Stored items
---

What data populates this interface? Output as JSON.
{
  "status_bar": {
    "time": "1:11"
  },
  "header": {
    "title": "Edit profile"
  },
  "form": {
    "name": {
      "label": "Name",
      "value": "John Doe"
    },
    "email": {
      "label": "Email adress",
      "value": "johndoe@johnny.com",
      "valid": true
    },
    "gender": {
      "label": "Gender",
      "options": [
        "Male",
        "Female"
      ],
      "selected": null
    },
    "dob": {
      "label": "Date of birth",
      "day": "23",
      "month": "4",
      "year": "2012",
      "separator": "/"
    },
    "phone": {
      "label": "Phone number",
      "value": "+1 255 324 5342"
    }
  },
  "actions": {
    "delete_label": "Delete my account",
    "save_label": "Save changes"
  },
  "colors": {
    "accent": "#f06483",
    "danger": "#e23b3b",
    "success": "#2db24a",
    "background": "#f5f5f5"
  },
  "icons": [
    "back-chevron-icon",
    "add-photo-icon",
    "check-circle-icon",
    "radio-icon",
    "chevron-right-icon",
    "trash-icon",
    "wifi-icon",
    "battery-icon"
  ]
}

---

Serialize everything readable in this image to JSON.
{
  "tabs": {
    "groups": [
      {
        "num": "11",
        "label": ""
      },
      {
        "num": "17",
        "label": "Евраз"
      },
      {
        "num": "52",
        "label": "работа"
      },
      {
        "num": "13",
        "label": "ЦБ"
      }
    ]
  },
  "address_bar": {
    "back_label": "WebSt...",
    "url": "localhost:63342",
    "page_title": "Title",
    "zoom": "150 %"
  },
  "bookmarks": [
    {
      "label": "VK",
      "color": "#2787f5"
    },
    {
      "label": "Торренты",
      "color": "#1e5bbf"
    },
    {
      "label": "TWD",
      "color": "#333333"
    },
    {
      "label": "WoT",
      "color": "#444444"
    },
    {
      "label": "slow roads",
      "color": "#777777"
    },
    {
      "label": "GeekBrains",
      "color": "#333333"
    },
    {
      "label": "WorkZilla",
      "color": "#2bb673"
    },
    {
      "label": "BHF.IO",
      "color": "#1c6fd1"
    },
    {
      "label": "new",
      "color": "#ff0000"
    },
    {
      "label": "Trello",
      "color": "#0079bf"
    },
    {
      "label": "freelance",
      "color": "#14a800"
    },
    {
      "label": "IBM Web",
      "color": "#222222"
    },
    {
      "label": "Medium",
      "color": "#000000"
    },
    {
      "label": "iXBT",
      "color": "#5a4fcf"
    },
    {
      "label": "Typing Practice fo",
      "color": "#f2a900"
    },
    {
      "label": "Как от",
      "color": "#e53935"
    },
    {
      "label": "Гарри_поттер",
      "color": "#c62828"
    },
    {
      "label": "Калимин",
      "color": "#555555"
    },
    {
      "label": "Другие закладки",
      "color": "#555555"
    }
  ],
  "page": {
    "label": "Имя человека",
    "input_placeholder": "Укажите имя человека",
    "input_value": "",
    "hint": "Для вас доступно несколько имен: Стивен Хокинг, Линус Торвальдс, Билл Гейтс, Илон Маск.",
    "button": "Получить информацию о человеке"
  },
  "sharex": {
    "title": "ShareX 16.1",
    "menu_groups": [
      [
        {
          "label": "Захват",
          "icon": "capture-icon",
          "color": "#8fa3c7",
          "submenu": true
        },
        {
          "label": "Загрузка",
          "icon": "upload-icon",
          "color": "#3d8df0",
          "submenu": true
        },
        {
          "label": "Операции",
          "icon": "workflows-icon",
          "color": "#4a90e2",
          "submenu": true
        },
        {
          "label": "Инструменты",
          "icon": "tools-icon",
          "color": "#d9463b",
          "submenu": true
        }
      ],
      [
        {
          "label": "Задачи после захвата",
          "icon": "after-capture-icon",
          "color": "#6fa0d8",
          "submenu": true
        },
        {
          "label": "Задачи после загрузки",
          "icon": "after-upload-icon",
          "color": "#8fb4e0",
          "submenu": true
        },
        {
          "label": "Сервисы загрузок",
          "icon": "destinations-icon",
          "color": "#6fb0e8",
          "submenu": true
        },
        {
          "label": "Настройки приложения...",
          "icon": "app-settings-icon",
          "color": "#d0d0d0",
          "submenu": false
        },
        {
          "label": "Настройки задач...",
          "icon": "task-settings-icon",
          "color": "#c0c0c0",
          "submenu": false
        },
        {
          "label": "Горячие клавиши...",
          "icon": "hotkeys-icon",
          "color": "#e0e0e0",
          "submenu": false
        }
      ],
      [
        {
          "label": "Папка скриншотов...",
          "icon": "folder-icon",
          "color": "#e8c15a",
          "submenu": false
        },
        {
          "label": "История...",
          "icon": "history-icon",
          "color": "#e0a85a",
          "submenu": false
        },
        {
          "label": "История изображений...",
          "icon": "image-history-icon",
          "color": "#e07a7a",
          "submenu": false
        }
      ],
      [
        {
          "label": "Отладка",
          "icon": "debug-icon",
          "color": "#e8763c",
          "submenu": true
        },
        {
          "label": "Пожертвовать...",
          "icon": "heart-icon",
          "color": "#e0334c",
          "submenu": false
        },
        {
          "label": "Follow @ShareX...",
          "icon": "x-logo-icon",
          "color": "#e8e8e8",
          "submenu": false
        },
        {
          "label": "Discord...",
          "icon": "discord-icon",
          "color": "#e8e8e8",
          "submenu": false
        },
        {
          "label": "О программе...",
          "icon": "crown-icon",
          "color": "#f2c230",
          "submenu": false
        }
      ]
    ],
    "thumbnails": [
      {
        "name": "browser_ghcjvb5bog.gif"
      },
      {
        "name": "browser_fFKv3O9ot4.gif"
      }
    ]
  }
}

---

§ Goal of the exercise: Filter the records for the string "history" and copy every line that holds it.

§ Result for this task:
          "icon": "history-icon",
          "icon": "image-history-icon",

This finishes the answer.